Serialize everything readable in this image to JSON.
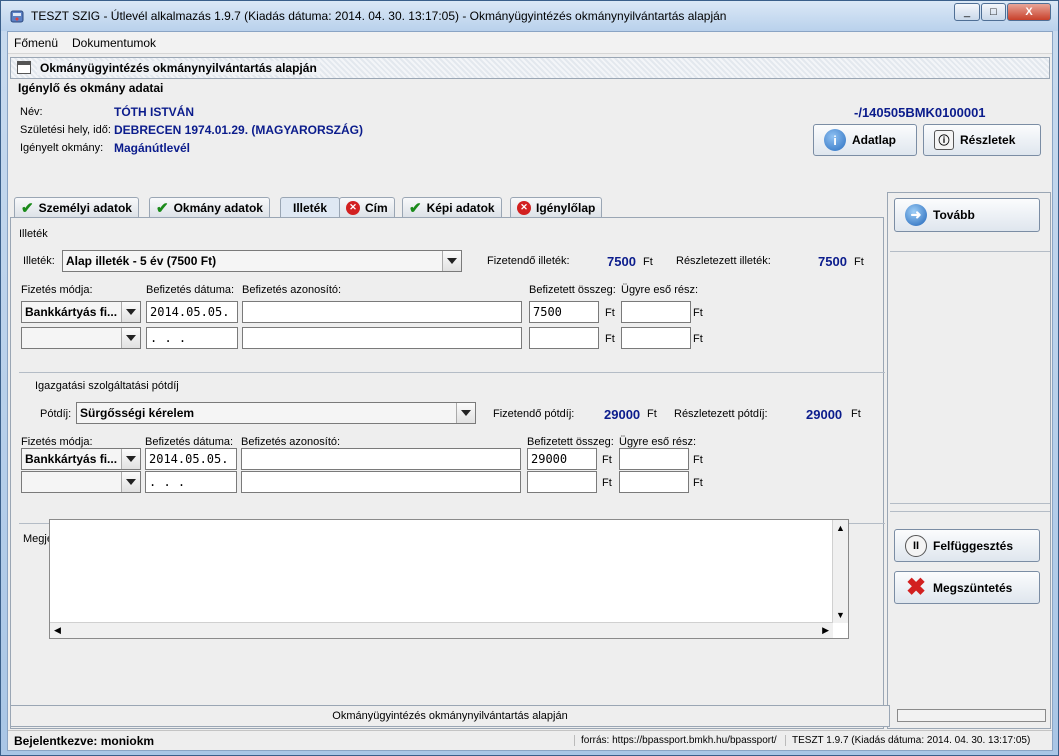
{
  "window": {
    "title": "TESZT SZIG - Útlevél alkalmazás 1.9.7 (Kiadás dátuma: 2014. 04. 30. 13:17:05) - Okmányügyintézés okmánynyilvántartás alapján",
    "minimize": "_",
    "maximize": "□",
    "close": "X"
  },
  "menu": {
    "items": [
      "Főmenü",
      "Dokumentumok"
    ]
  },
  "frame": {
    "title": "Okmányügyintézés okmánynyilvántartás alapján"
  },
  "applicant": {
    "section_title": "Igénylő és okmány adatai",
    "name_label": "Név:",
    "name_value": "TÓTH ISTVÁN",
    "birth_label": "Születési hely, idő:",
    "birth_value": "DEBRECEN 1974.01.29.  (MAGYARORSZÁG)",
    "doc_label": "Igényelt okmány:",
    "doc_value": "Magánútlevél",
    "doc_id": "-/140505BMK0100001",
    "adatlap_button": "Adatlap",
    "reszletek_button": "Részletek"
  },
  "tabs": [
    {
      "label": "Személyi adatok",
      "status": "ok"
    },
    {
      "label": "Okmány adatok",
      "status": "ok"
    },
    {
      "label": "Illeték",
      "status": "active"
    },
    {
      "label": "Cím",
      "status": "error"
    },
    {
      "label": "Képi adatok",
      "status": "ok"
    },
    {
      "label": "Igénylőlap",
      "status": "error"
    }
  ],
  "fee": {
    "section_title": "Illeték",
    "illetek_label": "Illeték:",
    "illetek_value": "Alap illeték - 5 év (7500 Ft)",
    "payable_label": "Fizetendő illeték:",
    "payable_value": "7500",
    "itemized_label": "Részletezett illeték:",
    "itemized_value": "7500",
    "currency": "Ft",
    "col_method": "Fizetés módja:",
    "col_date": "Befizetés dátuma:",
    "col_id": "Befizetés azonosító:",
    "col_amount": "Befizetett összeg:",
    "col_part": "Ügyre eső rész:",
    "row1_method": "Bankkártyás fi...",
    "row1_date": "2014.05.05.",
    "row1_amount": "7500",
    "row2_date": "  .  .  ."
  },
  "surcharge": {
    "section_title": "Igazgatási szolgáltatási pótdíj",
    "potdij_label": "Pótdíj:",
    "potdij_value": "Sürgősségi kérelem",
    "payable_label": "Fizetendő pótdíj:",
    "payable_value": "29000",
    "itemized_label": "Részletezett pótdíj:",
    "itemized_value": "29000",
    "currency": "Ft",
    "col_method": "Fizetés módja:",
    "col_date": "Befizetés dátuma:",
    "col_id": "Befizetés azonosító:",
    "col_amount": "Befizetett összeg:",
    "col_part": "Ügyre eső rész:",
    "row1_method": "Bankkártyás fi...",
    "row1_date": "2014.05.05.",
    "row1_amount": "29000",
    "row2_date": "  .  .  ."
  },
  "notes": {
    "label": "Megjegyzés:"
  },
  "actions": {
    "next": "Tovább",
    "suspend": "Felfüggesztés",
    "cancel": "Megszüntetés"
  },
  "status": {
    "center": "Okmányügyintézés okmánynyilvántartás alapján",
    "user": "Bejelentkezve: moniokm",
    "source": "forrás: https://bpassport.bmkh.hu/bpassport/",
    "version": "TESZT 1.9.7 (Kiadás dátuma: 2014. 04. 30. 13:17:05)"
  },
  "colors": {
    "value_blue": "#0b1c8c",
    "ok_green": "#1a8a1a",
    "error_red": "#d22020"
  }
}
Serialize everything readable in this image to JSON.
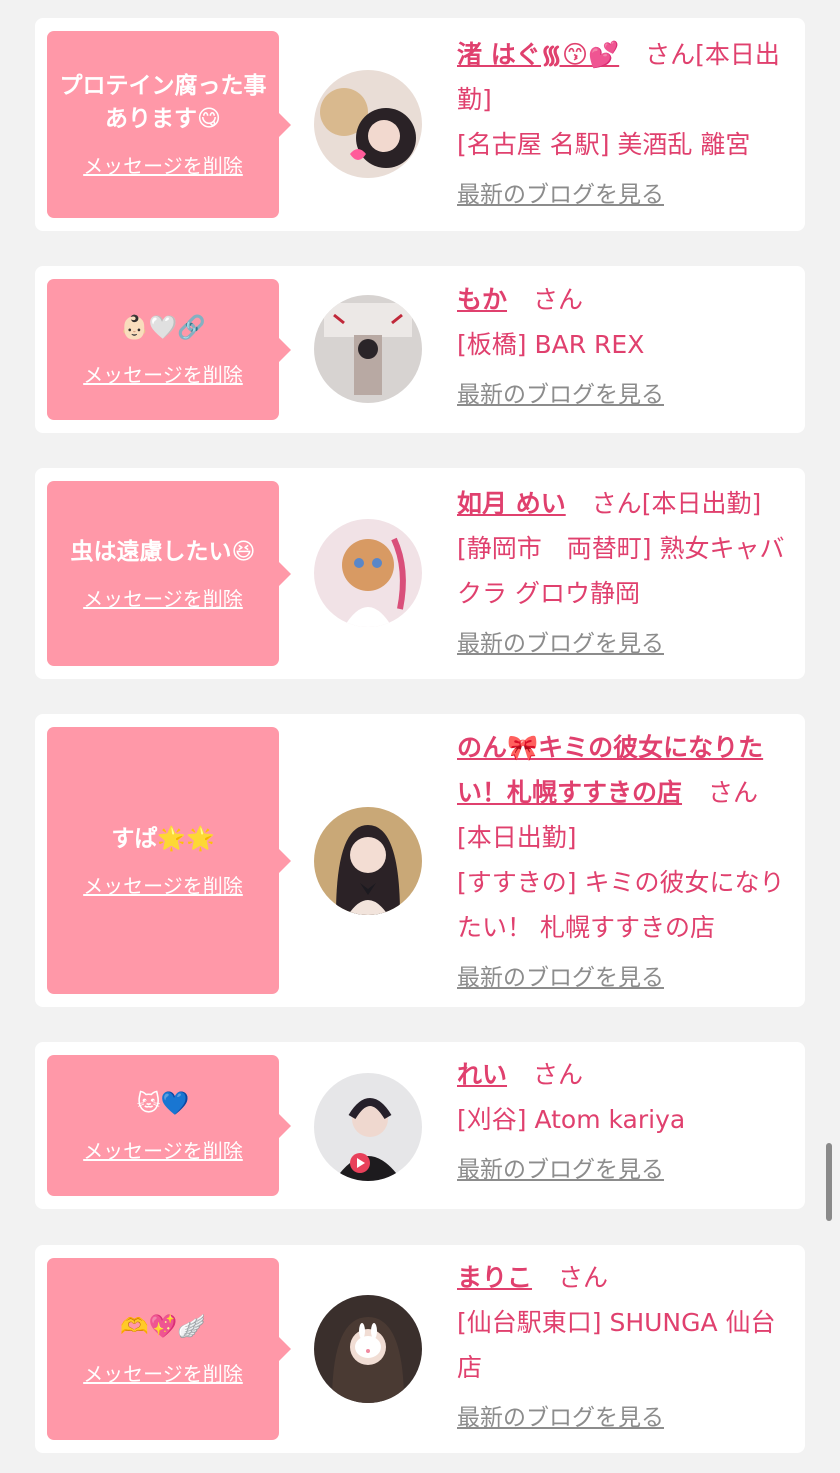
{
  "delete_label": "メッセージを削除",
  "blog_label": "最新のブログを見る",
  "san_label": "さん",
  "colors": {
    "accent": "#e0406e",
    "bubble": "#ff98a8",
    "background": "#f2f2f2",
    "link_gray": "#8c8c8c"
  },
  "cards": [
    {
      "message": "プロテイン腐った事あります😋",
      "name": "渚 はぐ᯾😙💕",
      "suffix": "[本日出勤]",
      "shop": "[名古屋 名駅] 美酒乱 離宮"
    },
    {
      "message": "👶🏻🤍🔗",
      "name": "もか",
      "suffix": "",
      "shop": "[板橋] BAR REX"
    },
    {
      "message": "虫は遠慮したい😆",
      "name": "如月 めい",
      "suffix": "[本日出勤]",
      "shop": "[静岡市　両替町] 熟女キャバクラ グロウ静岡"
    },
    {
      "message": "すぱ🌟🌟",
      "name": "のん🎀キミの彼女になりたい！札幌すすきの店",
      "suffix": "[本日出勤]",
      "shop": "[すすきの] キミの彼女になりたい！ 札幌すすきの店"
    },
    {
      "message": "🐱💙",
      "name": "れい",
      "suffix": "",
      "shop": "[刈谷] Atom kariya"
    },
    {
      "message": "🫶💖🪽",
      "name": "まりこ",
      "suffix": "",
      "shop": "[仙台駅東口] SHUNGA 仙台店"
    }
  ]
}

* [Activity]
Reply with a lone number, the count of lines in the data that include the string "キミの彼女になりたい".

* [Task response]
2